Print the data below again in full, exactly as it stands, with no images.

Interface dataset entries
++++++
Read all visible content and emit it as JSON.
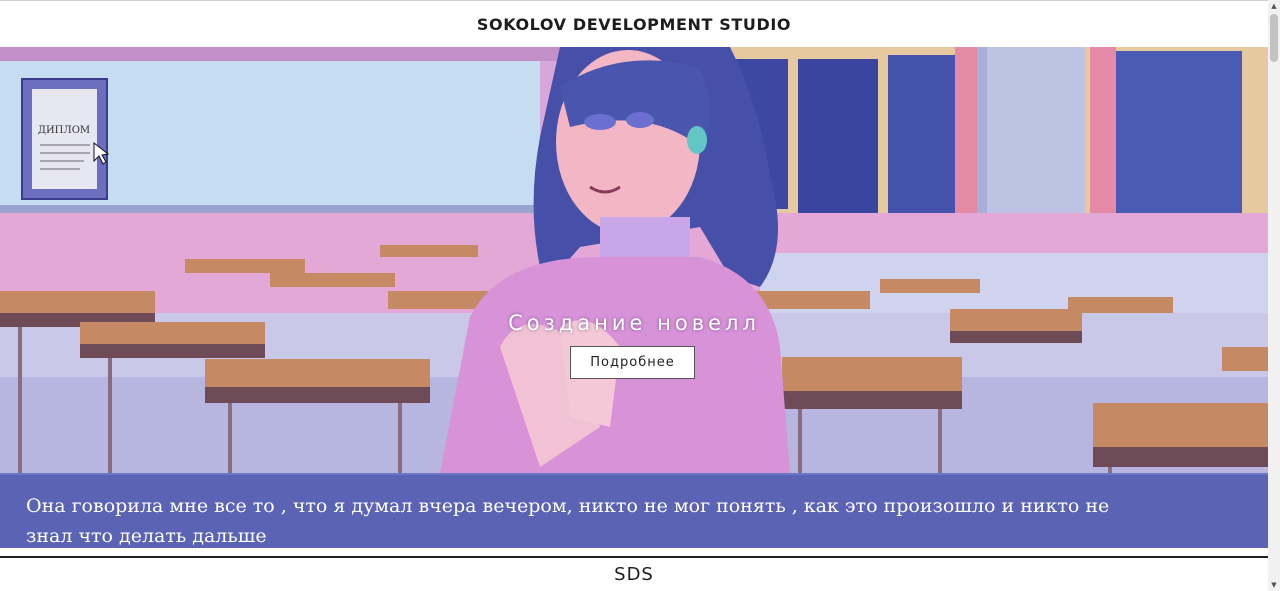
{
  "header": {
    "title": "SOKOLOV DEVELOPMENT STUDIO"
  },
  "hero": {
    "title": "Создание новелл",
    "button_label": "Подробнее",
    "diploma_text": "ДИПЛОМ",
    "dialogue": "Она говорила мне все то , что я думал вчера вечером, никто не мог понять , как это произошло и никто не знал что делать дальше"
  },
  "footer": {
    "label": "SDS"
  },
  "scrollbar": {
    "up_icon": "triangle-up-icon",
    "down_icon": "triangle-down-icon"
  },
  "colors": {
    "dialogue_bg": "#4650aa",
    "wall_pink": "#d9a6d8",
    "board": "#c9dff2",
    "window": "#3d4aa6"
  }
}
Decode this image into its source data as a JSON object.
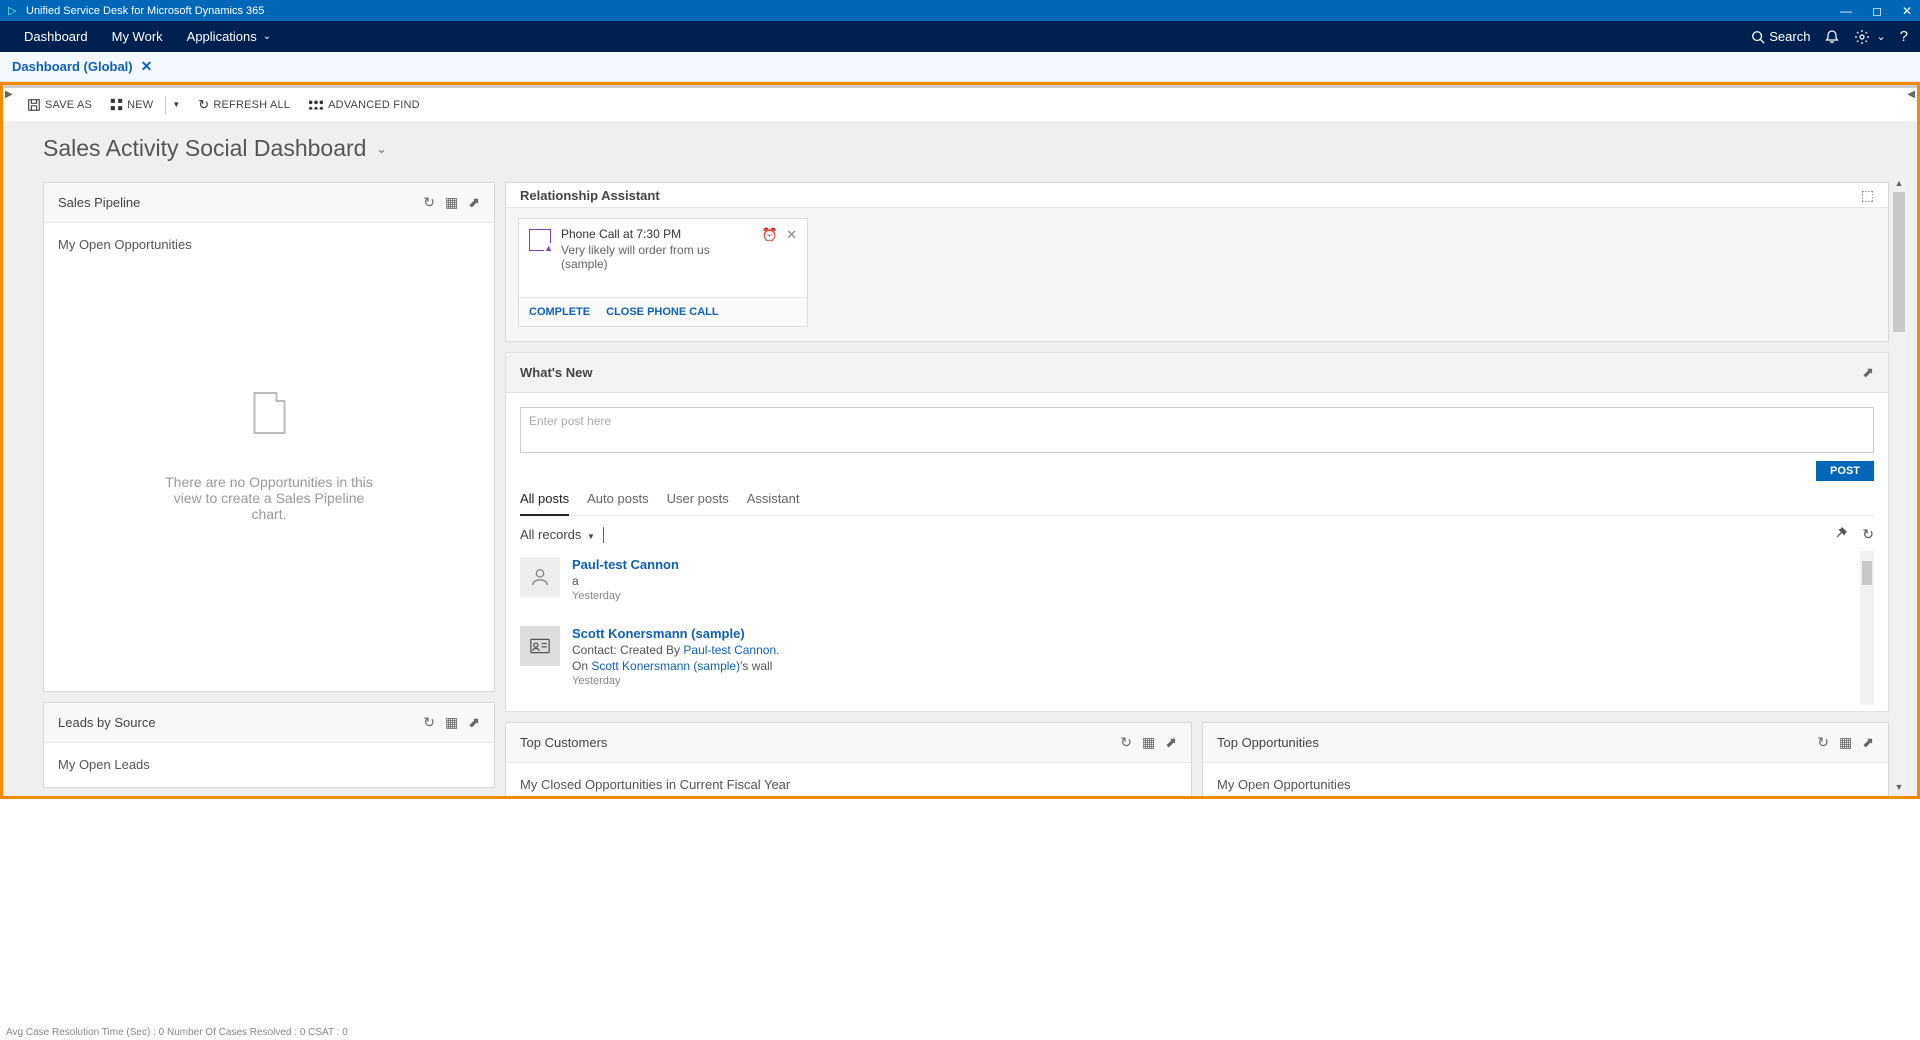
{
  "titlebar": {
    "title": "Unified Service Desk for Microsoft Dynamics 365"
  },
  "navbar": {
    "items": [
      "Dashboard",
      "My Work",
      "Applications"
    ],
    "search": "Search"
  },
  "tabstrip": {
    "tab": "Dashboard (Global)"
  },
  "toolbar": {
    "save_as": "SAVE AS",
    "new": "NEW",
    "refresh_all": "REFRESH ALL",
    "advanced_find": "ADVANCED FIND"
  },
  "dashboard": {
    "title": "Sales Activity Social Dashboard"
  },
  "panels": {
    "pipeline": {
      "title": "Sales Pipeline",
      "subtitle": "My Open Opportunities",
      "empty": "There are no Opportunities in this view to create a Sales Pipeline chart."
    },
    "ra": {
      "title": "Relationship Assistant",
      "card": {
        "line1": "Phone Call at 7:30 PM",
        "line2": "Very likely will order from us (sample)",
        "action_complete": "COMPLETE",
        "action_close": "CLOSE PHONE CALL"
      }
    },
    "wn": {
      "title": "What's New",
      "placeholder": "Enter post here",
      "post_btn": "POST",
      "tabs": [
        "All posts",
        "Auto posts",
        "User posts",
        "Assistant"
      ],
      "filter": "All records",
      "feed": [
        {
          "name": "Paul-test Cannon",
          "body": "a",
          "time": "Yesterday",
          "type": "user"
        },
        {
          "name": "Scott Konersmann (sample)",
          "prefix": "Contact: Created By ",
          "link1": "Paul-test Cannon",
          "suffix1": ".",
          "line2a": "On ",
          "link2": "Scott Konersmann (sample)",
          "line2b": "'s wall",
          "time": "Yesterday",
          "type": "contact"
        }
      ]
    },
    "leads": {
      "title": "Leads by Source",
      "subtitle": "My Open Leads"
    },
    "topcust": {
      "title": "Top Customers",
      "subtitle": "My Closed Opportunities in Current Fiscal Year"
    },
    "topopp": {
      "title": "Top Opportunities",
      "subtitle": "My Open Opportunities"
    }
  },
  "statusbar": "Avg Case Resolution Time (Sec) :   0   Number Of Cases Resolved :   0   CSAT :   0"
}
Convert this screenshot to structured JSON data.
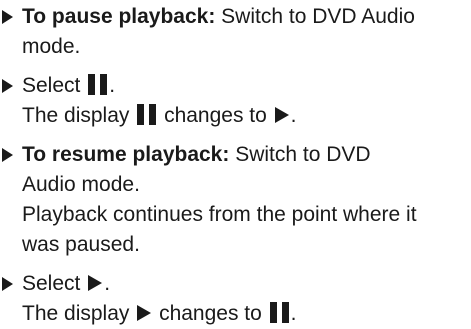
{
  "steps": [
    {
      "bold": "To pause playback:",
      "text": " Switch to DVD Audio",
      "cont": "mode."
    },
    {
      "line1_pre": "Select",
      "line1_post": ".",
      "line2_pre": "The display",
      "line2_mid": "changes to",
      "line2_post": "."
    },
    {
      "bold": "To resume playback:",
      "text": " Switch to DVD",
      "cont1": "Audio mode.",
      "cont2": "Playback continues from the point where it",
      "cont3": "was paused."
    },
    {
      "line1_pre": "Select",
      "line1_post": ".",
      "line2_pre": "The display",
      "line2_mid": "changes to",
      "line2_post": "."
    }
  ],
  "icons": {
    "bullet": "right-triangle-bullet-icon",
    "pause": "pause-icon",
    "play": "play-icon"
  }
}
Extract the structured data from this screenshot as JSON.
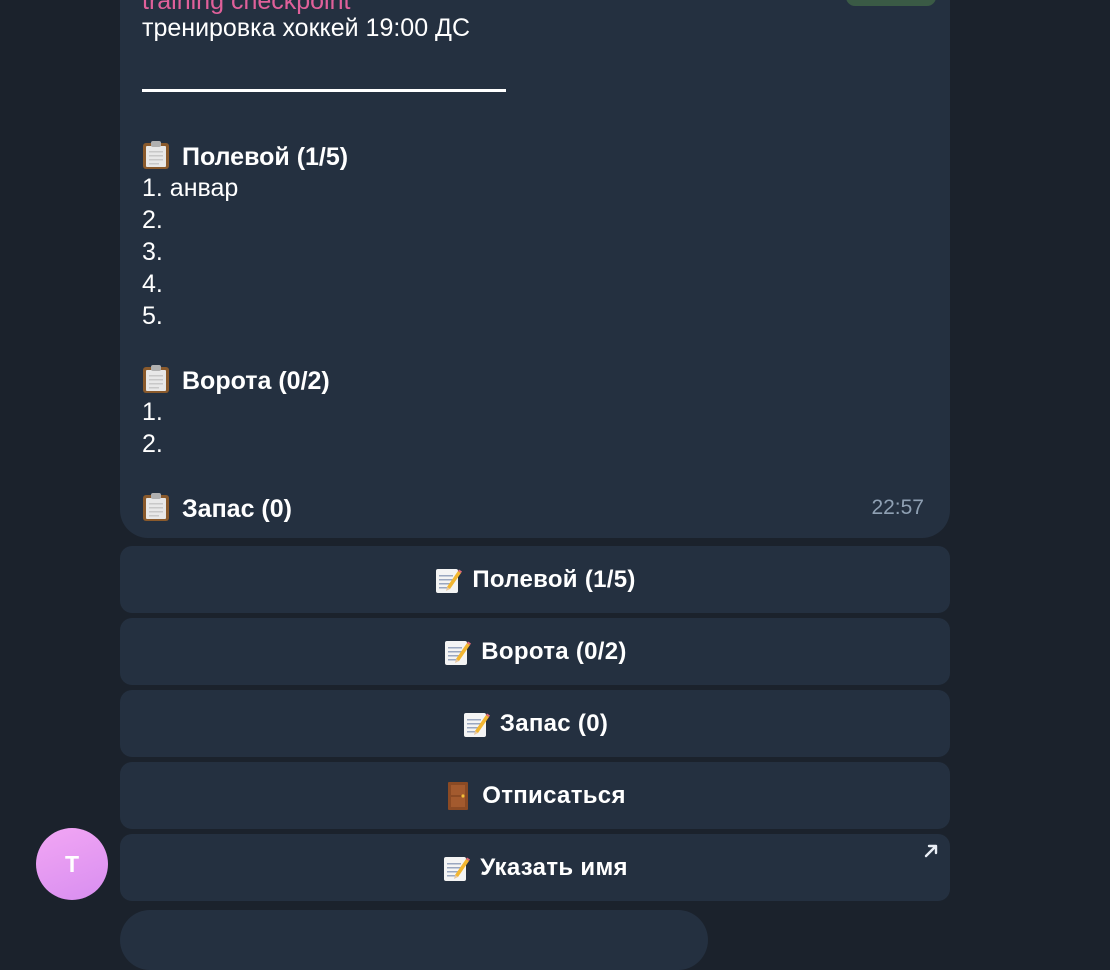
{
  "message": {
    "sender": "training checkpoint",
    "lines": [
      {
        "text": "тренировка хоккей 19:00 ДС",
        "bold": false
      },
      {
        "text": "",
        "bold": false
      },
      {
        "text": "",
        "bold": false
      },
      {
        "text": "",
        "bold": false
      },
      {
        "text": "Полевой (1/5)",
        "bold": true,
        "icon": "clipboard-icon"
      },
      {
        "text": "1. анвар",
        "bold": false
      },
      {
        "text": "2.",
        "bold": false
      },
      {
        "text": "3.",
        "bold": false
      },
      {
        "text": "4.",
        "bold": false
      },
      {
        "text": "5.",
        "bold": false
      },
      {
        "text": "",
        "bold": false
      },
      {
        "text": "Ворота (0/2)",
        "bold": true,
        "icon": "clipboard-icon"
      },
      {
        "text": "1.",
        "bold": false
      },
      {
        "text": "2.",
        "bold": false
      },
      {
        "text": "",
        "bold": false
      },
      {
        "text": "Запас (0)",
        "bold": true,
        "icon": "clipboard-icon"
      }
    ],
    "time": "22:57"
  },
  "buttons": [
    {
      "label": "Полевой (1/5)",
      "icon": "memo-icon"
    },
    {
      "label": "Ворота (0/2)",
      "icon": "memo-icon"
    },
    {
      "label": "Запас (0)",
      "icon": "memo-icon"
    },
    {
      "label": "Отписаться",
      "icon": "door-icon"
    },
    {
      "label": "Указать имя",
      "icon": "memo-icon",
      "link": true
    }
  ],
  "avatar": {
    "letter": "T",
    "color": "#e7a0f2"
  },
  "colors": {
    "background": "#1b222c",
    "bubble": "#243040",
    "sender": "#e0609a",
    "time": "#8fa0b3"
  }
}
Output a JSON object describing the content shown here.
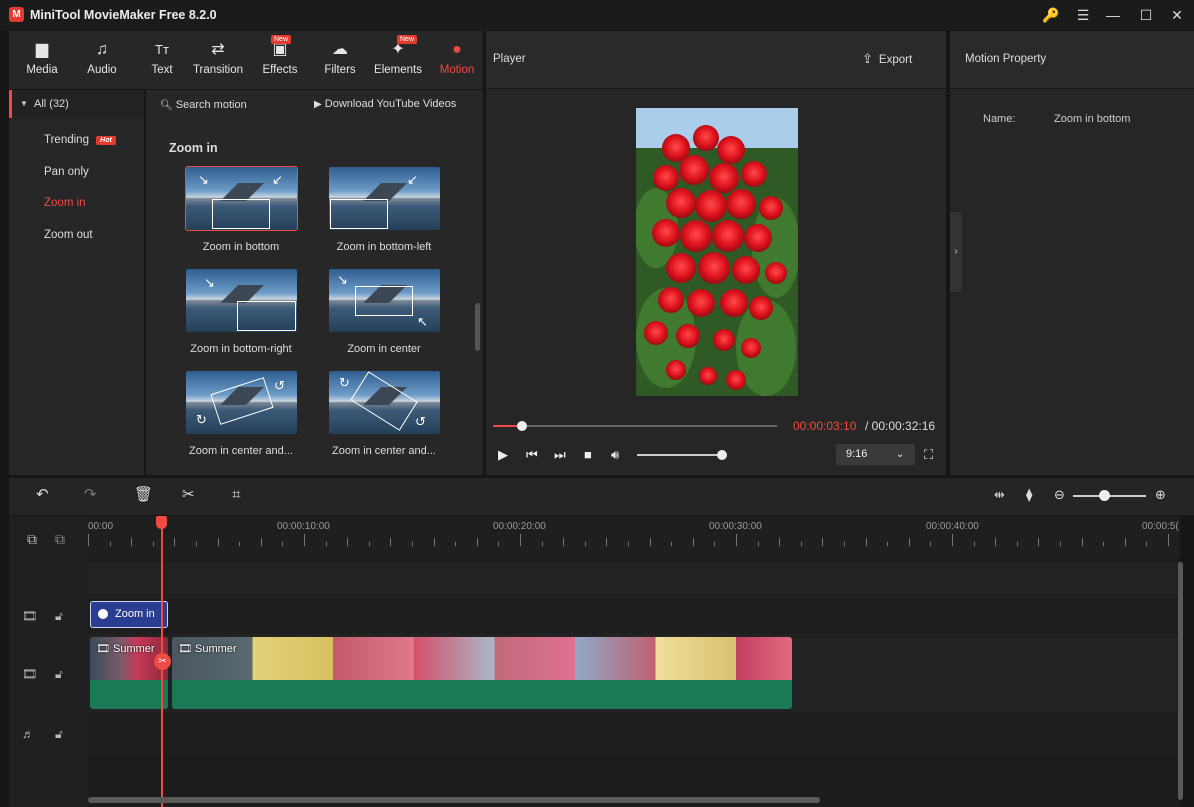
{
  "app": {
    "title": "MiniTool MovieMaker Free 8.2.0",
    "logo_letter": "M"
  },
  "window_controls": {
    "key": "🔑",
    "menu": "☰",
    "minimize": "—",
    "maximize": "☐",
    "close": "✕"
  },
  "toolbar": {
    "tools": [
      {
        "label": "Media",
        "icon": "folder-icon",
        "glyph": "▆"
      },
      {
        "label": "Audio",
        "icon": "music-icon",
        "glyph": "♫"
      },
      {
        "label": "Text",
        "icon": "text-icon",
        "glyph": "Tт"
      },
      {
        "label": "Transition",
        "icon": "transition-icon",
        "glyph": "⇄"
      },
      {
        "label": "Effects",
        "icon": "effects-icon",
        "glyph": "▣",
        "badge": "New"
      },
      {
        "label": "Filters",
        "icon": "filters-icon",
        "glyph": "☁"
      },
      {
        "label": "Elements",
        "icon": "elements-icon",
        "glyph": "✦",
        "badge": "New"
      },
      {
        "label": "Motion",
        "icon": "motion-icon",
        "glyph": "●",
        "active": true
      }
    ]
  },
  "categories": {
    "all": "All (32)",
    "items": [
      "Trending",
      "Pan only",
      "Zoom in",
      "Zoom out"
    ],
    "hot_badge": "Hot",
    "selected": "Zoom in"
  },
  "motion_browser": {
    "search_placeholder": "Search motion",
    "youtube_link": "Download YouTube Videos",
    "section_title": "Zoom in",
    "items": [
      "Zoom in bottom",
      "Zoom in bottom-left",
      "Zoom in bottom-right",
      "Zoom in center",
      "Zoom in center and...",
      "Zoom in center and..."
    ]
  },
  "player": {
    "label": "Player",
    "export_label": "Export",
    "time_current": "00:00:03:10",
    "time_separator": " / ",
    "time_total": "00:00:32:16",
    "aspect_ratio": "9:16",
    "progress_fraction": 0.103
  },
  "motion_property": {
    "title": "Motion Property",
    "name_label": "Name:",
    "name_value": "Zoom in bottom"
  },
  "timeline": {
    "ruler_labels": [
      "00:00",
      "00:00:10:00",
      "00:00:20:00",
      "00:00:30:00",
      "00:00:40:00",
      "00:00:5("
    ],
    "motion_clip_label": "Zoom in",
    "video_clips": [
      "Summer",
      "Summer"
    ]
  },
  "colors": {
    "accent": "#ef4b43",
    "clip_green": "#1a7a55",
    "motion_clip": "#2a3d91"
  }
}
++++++
## ANSWER TO THIS EXERCISE
Read all visible content and emit it as JSON.
{
  "header": {
    "title": "SOKOLOV DEVELOPMENT STUDIO"
  },
  "hero": {
    "title": "Создание новелл",
    "button_label": "Подробнее",
    "diploma_text": "ДИПЛОМ",
    "dialogue": "Она говорила мне все то , что я думал вчера вечером, никто не мог понять , как это произошло и никто не знал что делать дальше"
  },
  "footer": {
    "label": "SDS"
  },
  "scrollbar": {
    "up_icon": "triangle-up-icon",
    "down_icon": "triangle-down-icon"
  },
  "colors": {
    "dialogue_bg": "#4650aa",
    "wall_pink": "#d9a6d8",
    "board": "#c9dff2",
    "window": "#3d4aa6"
  }
}
Decode this image into its source data as a JSON object.
{
  "titlebar": {
    "title": "Unified Service Desk for Microsoft Dynamics 365"
  },
  "navbar": {
    "items": [
      "Dashboard",
      "My Work",
      "Applications"
    ],
    "search": "Search"
  },
  "tabstrip": {
    "tab": "Dashboard (Global)"
  },
  "toolbar": {
    "save_as": "SAVE AS",
    "new": "NEW",
    "refresh_all": "REFRESH ALL",
    "advanced_find": "ADVANCED FIND"
  },
  "dashboard": {
    "title": "Sales Activity Social Dashboard"
  },
  "panels": {
    "pipeline": {
      "title": "Sales Pipeline",
      "subtitle": "My Open Opportunities",
      "empty": "There are no Opportunities in this view to create a Sales Pipeline chart."
    },
    "ra": {
      "title": "Relationship Assistant",
      "card": {
        "line1": "Phone Call at 7:30 PM",
        "line2": "Very likely will order from us (sample)",
        "action_complete": "COMPLETE",
        "action_close": "CLOSE PHONE CALL"
      }
    },
    "wn": {
      "title": "What's New",
      "placeholder": "Enter post here",
      "post_btn": "POST",
      "tabs": [
        "All posts",
        "Auto posts",
        "User posts",
        "Assistant"
      ],
      "filter": "All records",
      "feed": [
        {
          "name": "Paul-test Cannon",
          "body": "a",
          "time": "Yesterday",
          "type": "user"
        },
        {
          "name": "Scott Konersmann (sample)",
          "prefix": "Contact: Created By ",
          "link1": "Paul-test Cannon",
          "suffix1": ".",
          "line2a": "On ",
          "link2": "Scott Konersmann (sample)",
          "line2b": "'s wall",
          "time": "Yesterday",
          "type": "contact"
        }
      ]
    },
    "leads": {
      "title": "Leads by Source",
      "subtitle": "My Open Leads"
    },
    "topcust": {
      "title": "Top Customers",
      "subtitle": "My Closed Opportunities in Current Fiscal Year"
    },
    "topopp": {
      "title": "Top Opportunities",
      "subtitle": "My Open Opportunities"
    }
  },
  "statusbar": "Avg Case Resolution Time (Sec) :   0   Number Of Cases Resolved :   0   CSAT :   0"
}
Convert this screenshot to structured JSON data.
{
  "steps": [
    {
      "bold": "To pause playback:",
      "text": " Switch to DVD Audio",
      "cont": "mode."
    },
    {
      "line1_pre": "Select",
      "line1_post": ".",
      "line2_pre": "The display",
      "line2_mid": "changes to",
      "line2_post": "."
    },
    {
      "bold": "To resume playback:",
      "text": " Switch to DVD",
      "cont1": "Audio mode.",
      "cont2": "Playback continues from the point where it",
      "cont3": "was paused."
    },
    {
      "line1_pre": "Select",
      "line1_post": ".",
      "line2_pre": "The display",
      "line2_mid": "changes to",
      "line2_post": "."
    }
  ],
  "icons": {
    "bullet": "right-triangle-bullet-icon",
    "pause": "pause-icon",
    "play": "play-icon"
  }
}
Extract the structured data from this screenshot as JSON.
{
  "message": {
    "sender": "training checkpoint",
    "lines": [
      {
        "text": "тренировка хоккей 19:00 ДС",
        "bold": false
      },
      {
        "text": "",
        "bold": false
      },
      {
        "text": "",
        "bold": false
      },
      {
        "text": "",
        "bold": false
      },
      {
        "text": "Полевой (1/5)",
        "bold": true,
        "icon": "clipboard-icon"
      },
      {
        "text": "1. анвар",
        "bold": false
      },
      {
        "text": "2.",
        "bold": false
      },
      {
        "text": "3.",
        "bold": false
      },
      {
        "text": "4.",
        "bold": false
      },
      {
        "text": "5.",
        "bold": false
      },
      {
        "text": "",
        "bold": false
      },
      {
        "text": "Ворота (0/2)",
        "bold": true,
        "icon": "clipboard-icon"
      },
      {
        "text": "1.",
        "bold": false
      },
      {
        "text": "2.",
        "bold": false
      },
      {
        "text": "",
        "bold": false
      },
      {
        "text": "Запас (0)",
        "bold": true,
        "icon": "clipboard-icon"
      }
    ],
    "time": "22:57"
  },
  "buttons": [
    {
      "label": "Полевой (1/5)",
      "icon": "memo-icon"
    },
    {
      "label": "Ворота (0/2)",
      "icon": "memo-icon"
    },
    {
      "label": "Запас (0)",
      "icon": "memo-icon"
    },
    {
      "label": "Отписаться",
      "icon": "door-icon"
    },
    {
      "label": "Указать имя",
      "icon": "memo-icon",
      "link": true
    }
  ],
  "avatar": {
    "letter": "T",
    "color": "#e7a0f2"
  },
  "colors": {
    "background": "#1b222c",
    "bubble": "#243040",
    "sender": "#e0609a",
    "time": "#8fa0b3"
  }
}
Output a JSON object describing the content shown here.
{
  "app": {
    "title": "MiniTool MovieMaker Free 8.2.0",
    "logo_letter": "M"
  },
  "window_controls": {
    "key": "🔑",
    "menu": "☰",
    "minimize": "—",
    "maximize": "☐",
    "close": "✕"
  },
  "toolbar": {
    "tools": [
      {
        "label": "Media",
        "icon": "folder-icon",
        "glyph": "▆"
      },
      {
        "label": "Audio",
        "icon": "music-icon",
        "glyph": "♫"
      },
      {
        "label": "Text",
        "icon": "text-icon",
        "glyph": "Tт"
      },
      {
        "label": "Transition",
        "icon": "transition-icon",
        "glyph": "⇄"
      },
      {
        "label": "Effects",
        "icon": "effects-icon",
        "glyph": "▣",
        "badge": "New"
      },
      {
        "label": "Filters",
        "icon": "filters-icon",
        "glyph": "☁"
      },
      {
        "label": "Elements",
        "icon": "elements-icon",
        "glyph": "✦",
        "badge": "New"
      },
      {
        "label": "Motion",
        "icon": "motion-icon",
        "glyph": "●",
        "active": true
      }
    ]
  },
  "categories": {
    "all": "All (32)",
    "items": [
      "Trending",
      "Pan only",
      "Zoom in",
      "Zoom out"
    ],
    "hot_badge": "Hot",
    "selected": "Zoom in"
  },
  "motion_browser": {
    "search_placeholder": "Search motion",
    "youtube_link": "Download YouTube Videos",
    "section_title": "Zoom in",
    "items": [
      "Zoom in bottom",
      "Zoom in bottom-left",
      "Zoom in bottom-right",
      "Zoom in center",
      "Zoom in center and...",
      "Zoom in center and..."
    ]
  },
  "player": {
    "label": "Player",
    "export_label": "Export",
    "time_current": "00:00:03:10",
    "time_separator": " / ",
    "time_total": "00:00:32:16",
    "aspect_ratio": "9:16",
    "progress_fraction": 0.103
  },
  "motion_property": {
    "title": "Motion Property",
    "name_label": "Name:",
    "name_value": "Zoom in bottom"
  },
  "timeline": {
    "ruler_labels": [
      "00:00",
      "00:00:10:00",
      "00:00:20:00",
      "00:00:30:00",
      "00:00:40:00",
      "00:00:5("
    ],
    "motion_clip_label": "Zoom in",
    "video_clips": [
      "Summer",
      "Summer"
    ]
  },
  "colors": {
    "accent": "#ef4b43",
    "clip_green": "#1a7a55",
    "motion_clip": "#2a3d91"
  }
}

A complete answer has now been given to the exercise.